The 2011 J. League kicks off on March 5, and it looks set to be another bumper season.
A handful of marquee match-ups dominate the opening day, including the Osaka derby between Gamba and Cerezo and a regional showdown between promoted Ventforet Kofu and Jubilo Iwata.
Ready for kick-off in the 2011 J. League.
Defending champions Nagoya Grampus kick off their campaign with a tricky home fixture against Yokohama F. Marinos at Toyota Stadium, while promoted Kashiwa Reysol host Shimizu S-Pulse in a Saturday night slugfest that has been sold out for weeks.
Sunday’s games see Vissel Kobe Togel Online take on Urawa Reds just months after Vissel salvaged their top flight status with an astonishing 4-0 final-day victory over the Reds, while heavyweights Kashima Antlers welcome Omiya Ardija to Kashima Stadium.
Round 1 fixtures:
Ventforet Kofu vs Jubilo Iwata (Yamanashibank Stadium)
Nagoya Grampus vs Yokohama F. Marinos (Toyota Stadium)
Gamba Osaka vs Cerezo Osaka (Expo ’70 Stadium)
Sanfrecce Hiroshima vs Vegalta Sendai (Big Arch Stadium)
Avispa Fukuoka vs Albirex Niigata (Level-5 Stadium)
Kawasaki Frontale vs Montedio Yamagata (Todoroki Stadium)
Kashiwa Reysol vs Shimizu S-Pulse (Kashiwa Hitachi Stadium)
Vissel Kobe vs Urawa Reds (HOME’S Stadium)
Kashima Antlers vs Omiya Ardija (Kashima Stadium)
Owl Mascot Kicked To Death Stirs Protest
An owl kicked to death in a match in Colombia between Barranquilla club Atletico Junior and Deportivo Pereira has lead to a storm of protests and internet controversy.

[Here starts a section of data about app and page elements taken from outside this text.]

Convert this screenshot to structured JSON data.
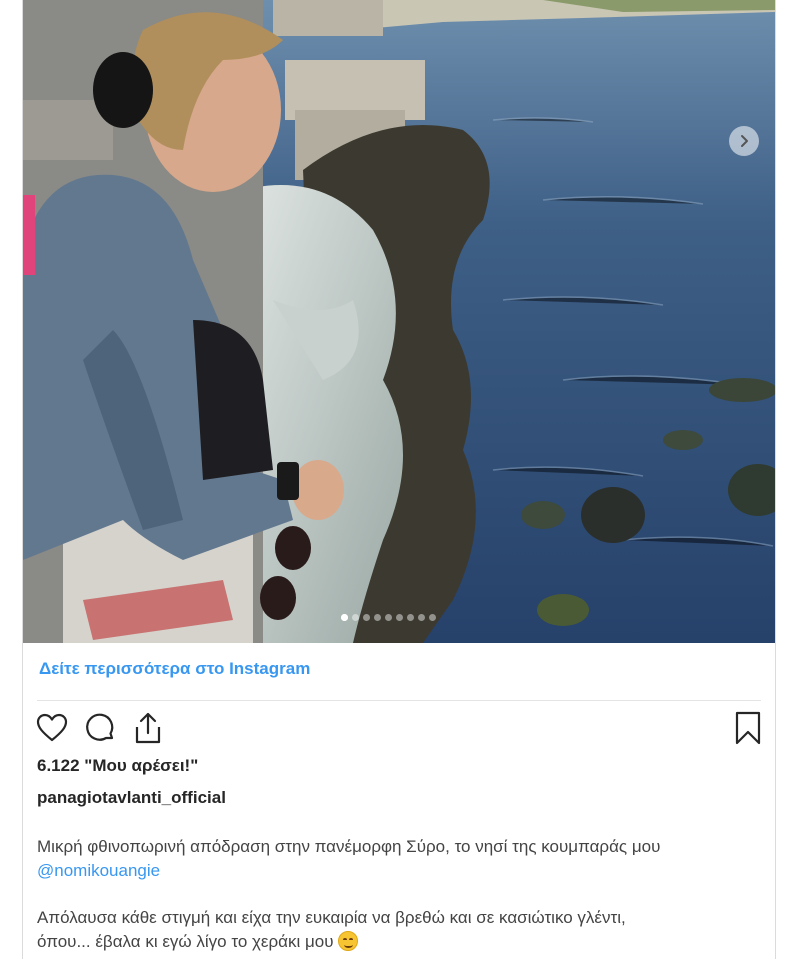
{
  "post": {
    "see_more": "Δείτε περισσότερα στο Instagram",
    "likes": "6.122 \"Μου αρέσει!\"",
    "username": "panagiotavlanti_official",
    "caption_line1": "Μικρή φθινοπωρινή απόδραση στην πανέμορφη Σύρο, το νησί της κουμπαράς μου",
    "mention": "@nomikouangie",
    "caption_line2": "Απόλαυσα κάθε στιγμή και είχα την ευκαιρία να βρεθώ και σε κασιώτικο γλέντι,",
    "caption_line3": "όπου... έβαλα κι εγώ λίγο το χεράκι μου",
    "carousel_count": 9,
    "carousel_active": 1
  },
  "icons": [
    "heart-icon",
    "comment-icon",
    "share-icon",
    "bookmark-icon",
    "chevron-right-icon",
    "smiling-emoji"
  ],
  "colors": {
    "link": "#3897f0",
    "text": "#262626"
  }
}
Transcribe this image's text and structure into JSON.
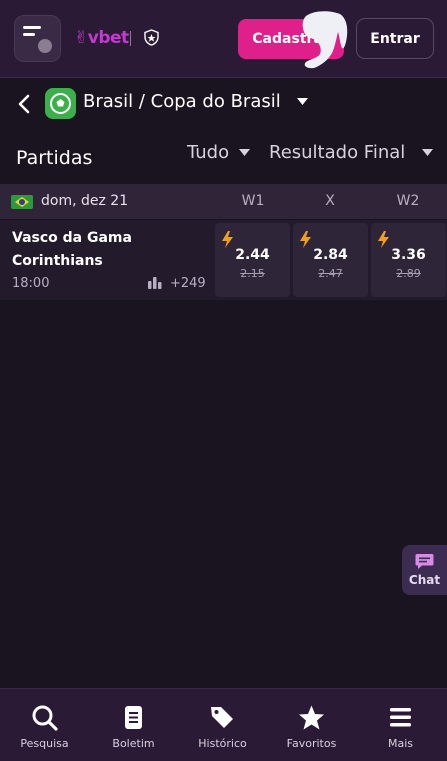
{
  "header": {
    "logo_text": "vbet",
    "register_label": "Cadastrar",
    "login_label": "Entrar"
  },
  "breadcrumb": {
    "title": "Brasil / Copa do Brasil"
  },
  "filters": {
    "section_title": "Partidas",
    "filter_all": "Tudo",
    "market": "Resultado Final"
  },
  "date_group": {
    "date": "dom, dez 21",
    "columns": [
      "W1",
      "X",
      "W2"
    ]
  },
  "match": {
    "team_home": "Vasco da Gama",
    "team_away": "Corinthians",
    "time": "18:00",
    "more_markets": "+249",
    "odds": [
      {
        "value": "2.44",
        "previous": "2.15"
      },
      {
        "value": "2.84",
        "previous": "2.47"
      },
      {
        "value": "3.36",
        "previous": "2.89"
      }
    ]
  },
  "chat": {
    "label": "Chat"
  },
  "bottom_nav": [
    {
      "label": "Pesquisa",
      "icon": "search-icon"
    },
    {
      "label": "Boletim",
      "icon": "betslip-icon"
    },
    {
      "label": "Histórico",
      "icon": "tags-icon"
    },
    {
      "label": "Favoritos",
      "icon": "star-icon"
    },
    {
      "label": "Mais",
      "icon": "menu-icon"
    }
  ],
  "colors": {
    "brand": "#c23ad0",
    "register": "#e0208a",
    "bolt": "#f0a020",
    "league_badge": "#3bb04a"
  }
}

The owl was the unofficial mascot of Atletico Junior and had already been hit by the ball before it was unceremoniously booted off the pitch by Deportivo Pereira defender Luis Moreno, who has subsequently been suspended for two games and fined.
The poor owl didn’t look too healthy before the chain of events and questions must be asked why it was on the pitch to begin with. Birds of prey as club mascots are growing in popularity: Lazio now parade an eagle they “signed” from Benfica. Animal rights groups have condemned the fashion.
So how do we beat them? Once your team has done the basics of keeping its shape and its marking tight, it could try to tempt Barcelona upfield and then hit them on the break, but you have to be lightning quick as they scurry back after the ball faster than anyone. Nevertheless, full-backs Adriano and Daniel Alves stay true to their Brazilian blood and fly up the flanks into attack, leaving yards of grass behind to exploit on the counter.
Their goalkeeper Victor Valdes and back four are not as stellar as their midfield and attack, and can crack under pressure and at set pieces, as Arsenal’s goal proved. Applying any pressure is the hardest thing to do as Barça not only fight like tigers for the ball but run like cheetahs on the counter, making committing men forward a highly risky business.
But Pep Guardiola’s men are certainly beatable by a well-organised team, as Inter showed last year on their way to the trophy. Perhaps it is only Real Madrid, buoyed by their historical feud and by Jose Mourinho, who would take Barcelona on without fear and give them a run for their money.
More than a club? Certainly, but more than human they are not.